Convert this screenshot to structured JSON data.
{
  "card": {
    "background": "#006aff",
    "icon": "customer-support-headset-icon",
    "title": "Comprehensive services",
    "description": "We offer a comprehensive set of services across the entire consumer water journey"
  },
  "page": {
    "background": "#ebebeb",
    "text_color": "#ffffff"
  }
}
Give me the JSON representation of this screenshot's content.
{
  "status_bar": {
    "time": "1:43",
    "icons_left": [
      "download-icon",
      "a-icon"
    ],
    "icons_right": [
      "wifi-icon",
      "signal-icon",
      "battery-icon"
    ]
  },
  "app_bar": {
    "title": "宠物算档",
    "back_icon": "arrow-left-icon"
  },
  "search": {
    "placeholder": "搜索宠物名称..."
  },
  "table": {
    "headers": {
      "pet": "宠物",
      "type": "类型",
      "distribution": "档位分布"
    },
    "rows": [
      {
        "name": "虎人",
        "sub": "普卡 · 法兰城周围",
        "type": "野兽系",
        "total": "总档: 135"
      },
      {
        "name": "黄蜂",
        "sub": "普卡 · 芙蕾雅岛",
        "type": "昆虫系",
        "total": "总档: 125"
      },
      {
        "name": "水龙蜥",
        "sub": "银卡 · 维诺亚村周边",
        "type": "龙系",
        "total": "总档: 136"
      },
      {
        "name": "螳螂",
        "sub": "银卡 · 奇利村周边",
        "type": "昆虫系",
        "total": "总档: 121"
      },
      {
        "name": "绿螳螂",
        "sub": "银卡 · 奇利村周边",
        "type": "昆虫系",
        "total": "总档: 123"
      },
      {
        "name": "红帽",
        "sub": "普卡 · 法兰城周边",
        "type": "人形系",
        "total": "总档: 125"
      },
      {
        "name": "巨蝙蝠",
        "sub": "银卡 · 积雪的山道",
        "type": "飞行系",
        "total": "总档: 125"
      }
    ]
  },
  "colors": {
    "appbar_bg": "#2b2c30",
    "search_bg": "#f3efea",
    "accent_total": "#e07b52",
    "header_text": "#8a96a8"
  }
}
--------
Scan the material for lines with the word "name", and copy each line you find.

        "name": "虎人",
        "name": "黄蜂",
        "name": "水龙蜥",
        "name": "螳螂",
        "name": "绿螳螂",
        "name": "红帽",
        "name": "巨蝙蝠",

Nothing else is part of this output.